When Email Goes Bad

It's easy to fire off an email with barely any effort at all. And that's exactly how much effort goes into most emails: none. Ole Eichhorn's Tyranny of Email offers a succinct set of guidelines to avoid thoughtless email abuse:

This is a companion discussion topic for the original blog entry at: http://www.codinghorror.com/blog/2005/09/when-email-goes-bad.html

Before anyone posts a comment, hey, how about that Lifehacker’s Guide to Weblog Comments? :wink:


Its also a good idea to assume that everyone may read it, considering how easy it is for others to forward mail around.

And in the financial industry (where I work) the Sarbanes-Oxley act pretty much assures that your mail will never be deleted.

The 43 folders advice is interesting because except for point 5, it’s the same “inverted pyramid” style that newswriters use. (One presumes that the authors of news articles don’t ask for what they want. Perhaps they expect us just to infer it. :slight_smile: )

Writing advice is pretty much universal, and just coz it’s email doesn’t mean the same rules don’t apply …

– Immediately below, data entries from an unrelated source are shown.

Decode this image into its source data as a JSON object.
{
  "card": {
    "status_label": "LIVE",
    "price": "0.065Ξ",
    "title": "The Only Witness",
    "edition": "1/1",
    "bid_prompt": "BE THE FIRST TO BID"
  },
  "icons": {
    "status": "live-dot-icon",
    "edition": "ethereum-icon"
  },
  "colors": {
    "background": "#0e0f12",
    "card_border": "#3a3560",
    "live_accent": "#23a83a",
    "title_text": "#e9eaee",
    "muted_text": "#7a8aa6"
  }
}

Good business writing may have some broad similarities. However, I think there are some major differences in how you write an email, a blog entry, and an IM…

Writing advice is pretty much universal, and just coz it’s email doesn’t mean the same rules don’t apply …

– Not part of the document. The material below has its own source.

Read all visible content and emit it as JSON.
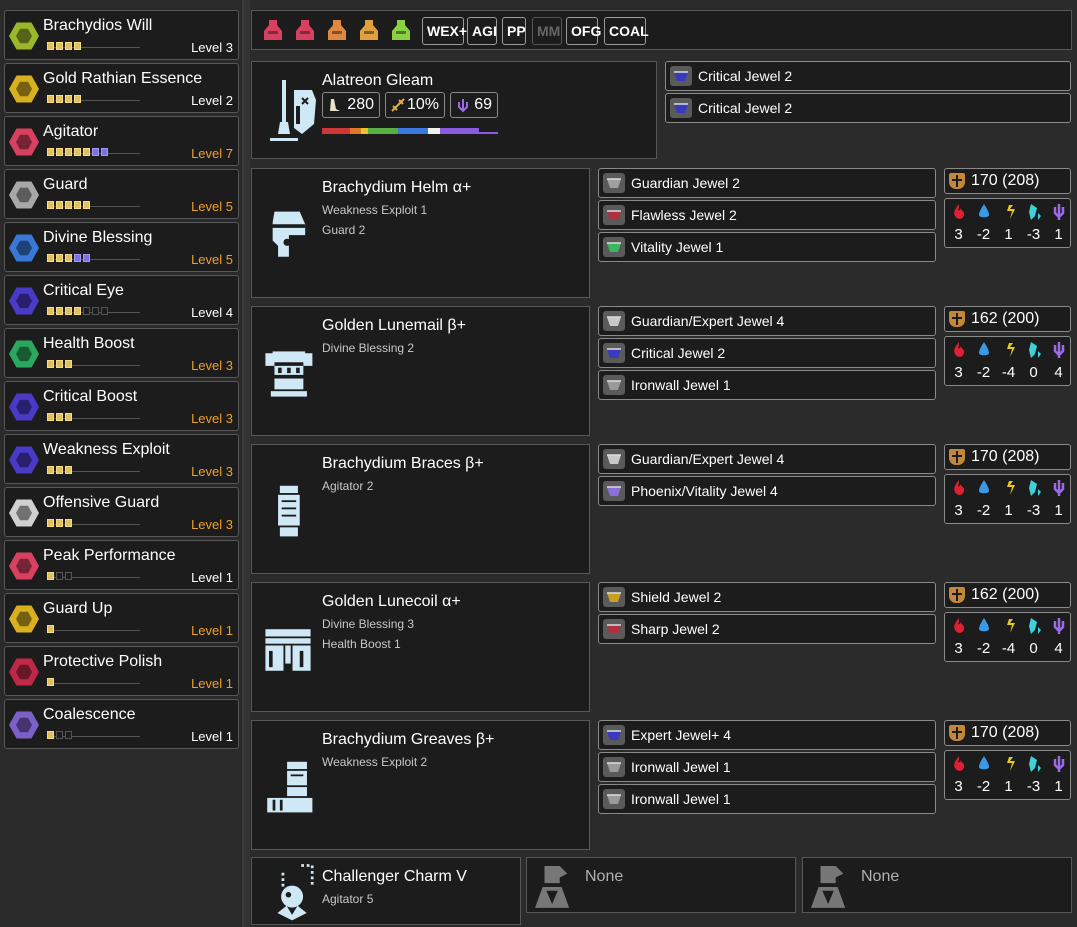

Oh, really? So writing an IM or a blog entry is just like writing an email?

Not exactly alike, but very similar. Business writing style guidelines aim for clarity and effectiveness; the same basic concerns are always present.

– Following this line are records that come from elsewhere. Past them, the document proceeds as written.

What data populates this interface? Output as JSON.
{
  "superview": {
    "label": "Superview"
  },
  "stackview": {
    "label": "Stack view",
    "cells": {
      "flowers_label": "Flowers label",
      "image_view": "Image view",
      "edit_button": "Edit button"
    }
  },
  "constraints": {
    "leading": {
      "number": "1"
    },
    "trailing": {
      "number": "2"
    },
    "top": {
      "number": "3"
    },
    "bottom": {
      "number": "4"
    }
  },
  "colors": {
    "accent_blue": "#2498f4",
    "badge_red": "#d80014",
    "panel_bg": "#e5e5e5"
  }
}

Are you being contrary on purpose Jeff?

Here is Guy Kawasaki’s guide on this topic, “The Effective Emailer”


Something I’ve done in the past is set up a rule in Outlook to hold mail for [x] number of minutes before sending it…this has saved me in the past as on more than one occassion I’ve asked myself…“is that message really email worthy”, or even saved my ass from sending a heated message to someone.